### Task requirements
Within the entries below, every line containing "BOSTON" is to be copied.

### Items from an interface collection
::::::::

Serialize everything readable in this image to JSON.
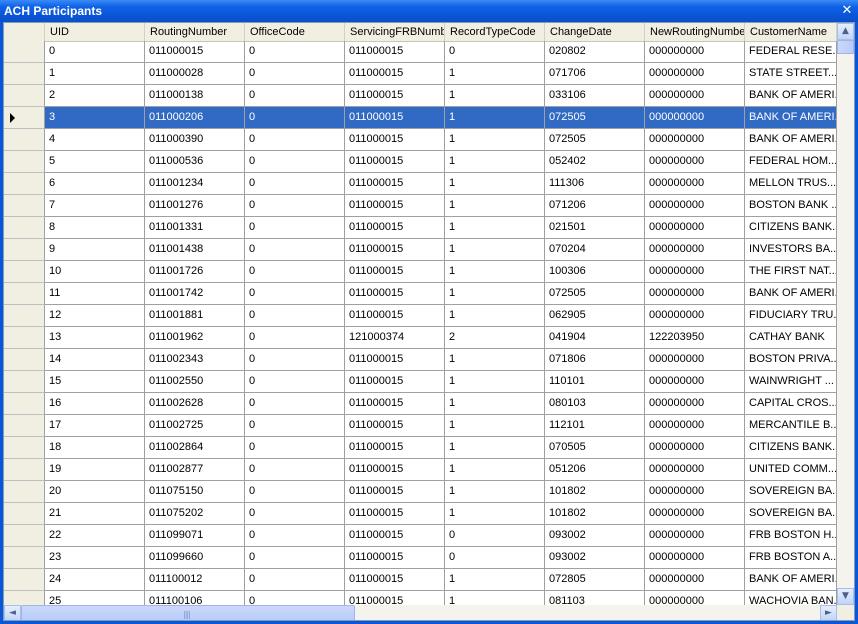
{
  "window": {
    "title": "ACH Participants",
    "close_glyph": "✕"
  },
  "columns": [
    "UID",
    "RoutingNumber",
    "OfficeCode",
    "ServicingFRBNumb",
    "RecordTypeCode",
    "ChangeDate",
    "NewRoutingNumbe",
    "CustomerName"
  ],
  "selected_row": 3,
  "rows": [
    [
      "0",
      "011000015",
      "0",
      "011000015",
      "0",
      "020802",
      "000000000",
      "FEDERAL RESE..."
    ],
    [
      "1",
      "011000028",
      "0",
      "011000015",
      "1",
      "071706",
      "000000000",
      "STATE STREET..."
    ],
    [
      "2",
      "011000138",
      "0",
      "011000015",
      "1",
      "033106",
      "000000000",
      "BANK OF AMERI..."
    ],
    [
      "3",
      "011000206",
      "0",
      "011000015",
      "1",
      "072505",
      "000000000",
      "BANK OF AMERI..."
    ],
    [
      "4",
      "011000390",
      "0",
      "011000015",
      "1",
      "072505",
      "000000000",
      "BANK OF AMERI..."
    ],
    [
      "5",
      "011000536",
      "0",
      "011000015",
      "1",
      "052402",
      "000000000",
      "FEDERAL HOM..."
    ],
    [
      "6",
      "011001234",
      "0",
      "011000015",
      "1",
      "111306",
      "000000000",
      "MELLON TRUS..."
    ],
    [
      "7",
      "011001276",
      "0",
      "011000015",
      "1",
      "071206",
      "000000000",
      "BOSTON BANK ..."
    ],
    [
      "8",
      "011001331",
      "0",
      "011000015",
      "1",
      "021501",
      "000000000",
      "CITIZENS BANK..."
    ],
    [
      "9",
      "011001438",
      "0",
      "011000015",
      "1",
      "070204",
      "000000000",
      "INVESTORS BA..."
    ],
    [
      "10",
      "011001726",
      "0",
      "011000015",
      "1",
      "100306",
      "000000000",
      "THE FIRST NAT..."
    ],
    [
      "11",
      "011001742",
      "0",
      "011000015",
      "1",
      "072505",
      "000000000",
      "BANK OF AMERI..."
    ],
    [
      "12",
      "011001881",
      "0",
      "011000015",
      "1",
      "062905",
      "000000000",
      "FIDUCIARY TRU..."
    ],
    [
      "13",
      "011001962",
      "0",
      "121000374",
      "2",
      "041904",
      "122203950",
      "CATHAY BANK"
    ],
    [
      "14",
      "011002343",
      "0",
      "011000015",
      "1",
      "071806",
      "000000000",
      "BOSTON PRIVA..."
    ],
    [
      "15",
      "011002550",
      "0",
      "011000015",
      "1",
      "110101",
      "000000000",
      "WAINWRIGHT ..."
    ],
    [
      "16",
      "011002628",
      "0",
      "011000015",
      "1",
      "080103",
      "000000000",
      "CAPITAL CROS..."
    ],
    [
      "17",
      "011002725",
      "0",
      "011000015",
      "1",
      "112101",
      "000000000",
      "MERCANTILE B..."
    ],
    [
      "18",
      "011002864",
      "0",
      "011000015",
      "1",
      "070505",
      "000000000",
      "CITIZENS BANK..."
    ],
    [
      "19",
      "011002877",
      "0",
      "011000015",
      "1",
      "051206",
      "000000000",
      "UNITED COMM..."
    ],
    [
      "20",
      "011075150",
      "0",
      "011000015",
      "1",
      "101802",
      "000000000",
      "SOVEREIGN BA..."
    ],
    [
      "21",
      "011075202",
      "0",
      "011000015",
      "1",
      "101802",
      "000000000",
      "SOVEREIGN BA..."
    ],
    [
      "22",
      "011099071",
      "0",
      "011000015",
      "0",
      "093002",
      "000000000",
      "FRB BOSTON H..."
    ],
    [
      "23",
      "011099660",
      "0",
      "011000015",
      "0",
      "093002",
      "000000000",
      "FRB BOSTON A..."
    ],
    [
      "24",
      "011100012",
      "0",
      "011000015",
      "1",
      "072805",
      "000000000",
      "BANK OF AMERI..."
    ],
    [
      "25",
      "011100106",
      "0",
      "011000015",
      "1",
      "081103",
      "000000000",
      "WACHOVIA BAN..."
    ]
  ],
  "scrollbars": {
    "up": "▲",
    "down": "▼",
    "left": "◄",
    "right": "►",
    "grip": "||||"
  }
}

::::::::

### Task output
      "BOSTON BANK ..."
      "BOSTON PRIVA..."
      "FRB BOSTON H..."
      "FRB BOSTON A..."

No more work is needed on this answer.